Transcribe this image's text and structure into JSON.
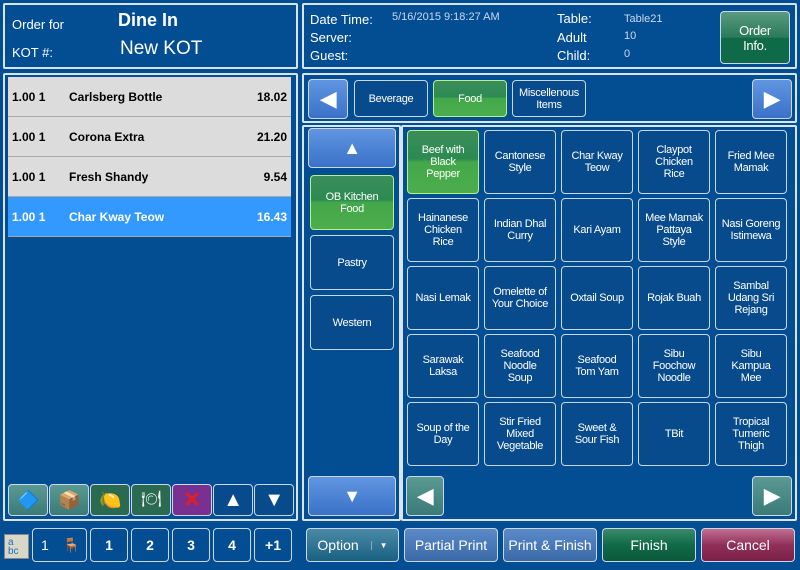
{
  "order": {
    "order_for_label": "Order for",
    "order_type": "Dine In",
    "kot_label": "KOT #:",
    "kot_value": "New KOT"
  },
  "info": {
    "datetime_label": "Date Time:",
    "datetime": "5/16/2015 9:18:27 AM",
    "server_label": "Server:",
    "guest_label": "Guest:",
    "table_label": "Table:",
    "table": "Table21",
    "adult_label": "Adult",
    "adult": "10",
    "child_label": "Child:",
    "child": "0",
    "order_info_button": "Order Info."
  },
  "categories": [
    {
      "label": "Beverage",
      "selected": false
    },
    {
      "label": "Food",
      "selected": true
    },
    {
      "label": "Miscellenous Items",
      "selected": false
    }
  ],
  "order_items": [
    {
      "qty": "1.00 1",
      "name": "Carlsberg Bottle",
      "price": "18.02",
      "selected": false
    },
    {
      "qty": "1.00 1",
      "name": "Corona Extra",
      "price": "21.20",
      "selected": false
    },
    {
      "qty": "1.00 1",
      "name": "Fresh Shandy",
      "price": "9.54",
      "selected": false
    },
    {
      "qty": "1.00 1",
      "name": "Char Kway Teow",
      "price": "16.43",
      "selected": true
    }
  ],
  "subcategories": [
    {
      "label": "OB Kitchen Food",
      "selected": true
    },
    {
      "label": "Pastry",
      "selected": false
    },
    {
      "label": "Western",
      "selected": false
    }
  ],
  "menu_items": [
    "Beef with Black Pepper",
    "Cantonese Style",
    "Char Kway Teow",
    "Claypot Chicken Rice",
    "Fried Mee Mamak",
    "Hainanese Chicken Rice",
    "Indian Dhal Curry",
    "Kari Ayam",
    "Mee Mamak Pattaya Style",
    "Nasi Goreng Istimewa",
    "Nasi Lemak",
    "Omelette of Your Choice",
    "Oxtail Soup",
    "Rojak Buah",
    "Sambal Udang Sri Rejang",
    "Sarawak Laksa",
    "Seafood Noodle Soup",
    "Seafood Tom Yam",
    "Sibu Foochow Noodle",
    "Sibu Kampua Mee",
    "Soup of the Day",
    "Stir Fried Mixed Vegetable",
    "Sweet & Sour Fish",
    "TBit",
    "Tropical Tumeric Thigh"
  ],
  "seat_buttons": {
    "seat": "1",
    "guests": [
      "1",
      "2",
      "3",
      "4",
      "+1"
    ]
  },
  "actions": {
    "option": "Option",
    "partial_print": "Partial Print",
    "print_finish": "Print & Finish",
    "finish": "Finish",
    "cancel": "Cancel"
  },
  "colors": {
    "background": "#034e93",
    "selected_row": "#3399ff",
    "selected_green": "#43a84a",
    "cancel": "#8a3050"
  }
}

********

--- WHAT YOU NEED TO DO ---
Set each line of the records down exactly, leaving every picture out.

--- OUTPUT BELOW ---
Transcribe this image's text and structure into JSON.
{
  "order": {
    "order_for_label": "Order for",
    "order_type": "Dine In",
    "kot_label": "KOT #:",
    "kot_value": "New KOT"
  },
  "info": {
    "datetime_label": "Date Time:",
    "datetime": "5/16/2015 9:18:27 AM",
    "server_label": "Server:",
    "guest_label": "Guest:",
    "table_label": "Table:",
    "table": "Table21",
    "adult_label": "Adult",
    "adult": "10",
    "child_label": "Child:",
    "child": "0",
    "order_info_button": "Order Info."
  },
  "categories": [
    {
      "label": "Beverage",
      "selected": false
    },
    {
      "label": "Food",
      "selected": true
    },
    {
      "label": "Miscellenous Items",
      "selected": false
    }
  ],
  "order_items": [
    {
      "qty": "1.00 1",
      "name": "Carlsberg Bottle",
      "price": "18.02",
      "selected": false
    },
    {
      "qty": "1.00 1",
      "name": "Corona Extra",
      "price": "21.20",
      "selected": false
    },
    {
      "qty": "1.00 1",
      "name": "Fresh Shandy",
      "price": "9.54",
      "selected": false
    },
    {
      "qty": "1.00 1",
      "name": "Char Kway Teow",
      "price": "16.43",
      "selected": true
    }
  ],
  "subcategories": [
    {
      "label": "OB Kitchen Food",
      "selected": true
    },
    {
      "label": "Pastry",
      "selected": false
    },
    {
      "label": "Western",
      "selected": false
    }
  ],
  "menu_items": [
    "Beef with Black Pepper",
    "Cantonese Style",
    "Char Kway Teow",
    "Claypot Chicken Rice",
    "Fried Mee Mamak",
    "Hainanese Chicken Rice",
    "Indian Dhal Curry",
    "Kari Ayam",
    "Mee Mamak Pattaya Style",
    "Nasi Goreng Istimewa",
    "Nasi Lemak",
    "Omelette of Your Choice",
    "Oxtail Soup",
    "Rojak Buah",
    "Sambal Udang Sri Rejang",
    "Sarawak Laksa",
    "Seafood Noodle Soup",
    "Seafood Tom Yam",
    "Sibu Foochow Noodle",
    "Sibu Kampua Mee",
    "Soup of the Day",
    "Stir Fried Mixed Vegetable",
    "Sweet & Sour Fish",
    "TBit",
    "Tropical Tumeric Thigh"
  ],
  "seat_buttons": {
    "seat": "1",
    "guests": [
      "1",
      "2",
      "3",
      "4",
      "+1"
    ]
  },
  "actions": {
    "option": "Option",
    "partial_print": "Partial Print",
    "print_finish": "Print & Finish",
    "finish": "Finish",
    "cancel": "Cancel"
  },
  "colors": {
    "background": "#034e93",
    "selected_row": "#3399ff",
    "selected_green": "#43a84a",
    "cancel": "#8a3050"
  }
}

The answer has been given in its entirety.